            Draft counselors directed men to certain draft boards in order to obtain exemptions.  By far the most popular was Seattle, WA.  In Seattle, physical examiners separated people into two groups: those who had letters from physicians and psychiatrists, and those who did not.  Everyone with a letter received an exemption; the board did not even read the letters.  Many physicians charged exorbitant (very high) fees for letters to draft boards.  Word spread through college students and upper class society as to what doctors and medical students were known to be anti-war and willing to write letters.  Individuals could even be exempted for orthodontic work.  One dentist in Los Angeles advertised that he would put braces on anyone, regardless of need, for $2,000 plus expenses.  Though costly, for many people an exemption was worth the price.

            If the above options were not available, there were many ways to fail the physical examination.  Some faked homosexual tendencies, starved themselves to obtain an underweight disqualification, or even mutilated their bodies by slicing off a part of their thumb or shooting themselves in the foot.

            Some simply enlisted in a branch of the service more removed from combat in order to avoid combat duty in the Army.  Most popular was the Coast Guard, however the Navy and Air Force were also significantly less dangerous than the Army.  The best assignments were in the Reserves or the National Guard.  There was a four-to-six month active duty period (compared to two years in other branches), yearly summer camps, and monthly meetings over a six year period.  Over one million Vietnam-era males became guardsmen or reservists, almost all of whom stayed home; only 15,000 (1.5%) were sent to Vietnam.  Studies by the Pentagon and National Guard indicated that between 70 and 90% of all reservists and guardsmen who signed up during Vietnam were draft-motivated.
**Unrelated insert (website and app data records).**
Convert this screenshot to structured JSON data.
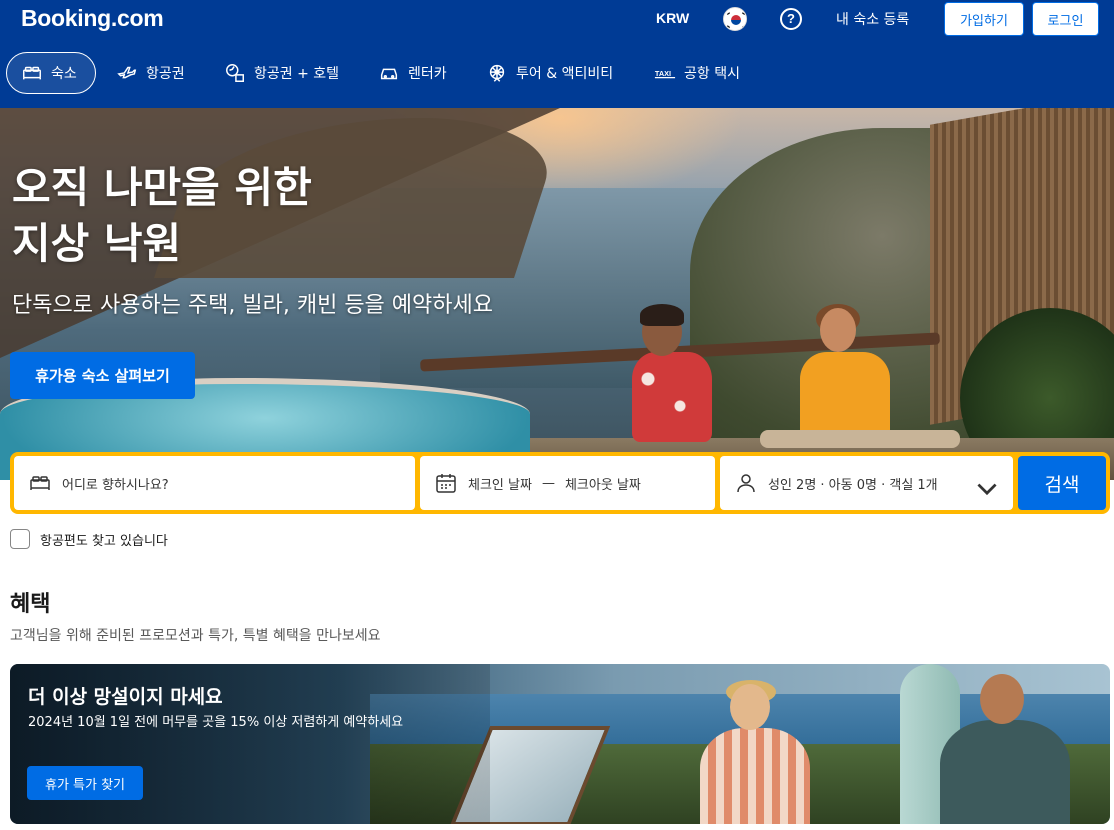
{
  "header": {
    "logo": "Booking.com",
    "currency": "KRW",
    "help": "?",
    "list_property": "내 숙소 등록",
    "register": "가입하기",
    "login": "로그인"
  },
  "nav": {
    "items": [
      {
        "label": "숙소",
        "icon": "bed-icon",
        "active": true
      },
      {
        "label": "항공권",
        "icon": "plane-icon",
        "active": false
      },
      {
        "label": "항공권 + 호텔",
        "icon": "plane-hotel-icon",
        "active": false
      },
      {
        "label": "렌터카",
        "icon": "car-icon",
        "active": false
      },
      {
        "label": "투어 & 액티비티",
        "icon": "attractions-icon",
        "active": false
      },
      {
        "label": "공항 택시",
        "icon": "taxi-icon",
        "active": false
      }
    ]
  },
  "hero": {
    "title_line1": "오직 나만을 위한",
    "title_line2": "지상 낙원",
    "subtitle": "단독으로 사용하는 주택, 빌라, 캐빈 등을 예약하세요",
    "cta": "휴가용 숙소 살펴보기"
  },
  "search": {
    "destination_placeholder": "어디로 향하시나요?",
    "checkin": "체크인 날짜",
    "date_separator": "—",
    "checkout": "체크아웃 날짜",
    "guests": "성인 2명 · 아동 0명 · 객실 1개",
    "button": "검색"
  },
  "flight_checkbox": {
    "label": "항공편도 찾고 있습니다",
    "checked": false
  },
  "deals": {
    "title": "혜택",
    "subtitle": "고객님을 위해 준비된 프로모션과 특가, 특별 혜택을 만나보세요",
    "promo": {
      "title": "더 이상 망설이지 마세요",
      "description": "2024년 10월 1일 전에 머무를 곳을 15% 이상 저렴하게 예약하세요",
      "cta": "휴가 특가 찾기"
    }
  },
  "colors": {
    "brand_blue": "#003b95",
    "action_blue": "#006ce4",
    "search_yellow": "#ffb700"
  }
}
            In 1969 President Nixon established the Draft Lottery in order to equalize the combat burden and to remove the threat of being drafted as a motivation for protest.  The lottery was based on the random selection of days of the year.  Every date was put in a ball in a jar.  The first date selected was September 14th.  That meant that local draft boards were required to select all eligible males born on that day for the January 1970 draft; the lottery continued from 1971 to 1975 (though nobody was actually drafted beginning in 1972).  The goal of the lottery was to make it more difficult for well connected American youth to avoid military service, however the success of the lottery in achieving that goal is questionable.  Hardship, occupation, and student deferments were abolished in 1971, but as with the draft, it mattered little at that time.  The war was in the process of being handed over to the Vietnamese (a policy called Vietnamization) and draft quotas were reduced sharply.

            Throughout the war, many individuals took action to avoid military service.  These men were much more likely to be from the higher classes of American society.  They were obtaining exemptions and deferments often unknown and unavailable to individuals lacking education and money.

 

 

Answer the following questions, using complete sentences, in your notebook.:

1. When was the Selective Service (Draft) Board established?

2. In the 1960s, who worked for local draft boards?

3. What professions were considered to be in the “national interest”?

4. What percentage of the eligible population escaped military service during Vietnam?

5. List and explain four ways to legally avoid being drafted in Vietnam.

6. What was the position of students toward the war in the early years?  When and how did that change?

7. What was an IV-F classification and how did some men attempt to obtain it?

8. Why did President Nixon establish the Draft Lottery?

9. What are your thoughts on the draft? Is it a fair system? Should it be implemented in the future if needed? Explain your answers.  If you state the draft should not be used, please include an explanation as to how the US would recruit soldiers to fight in conflicts.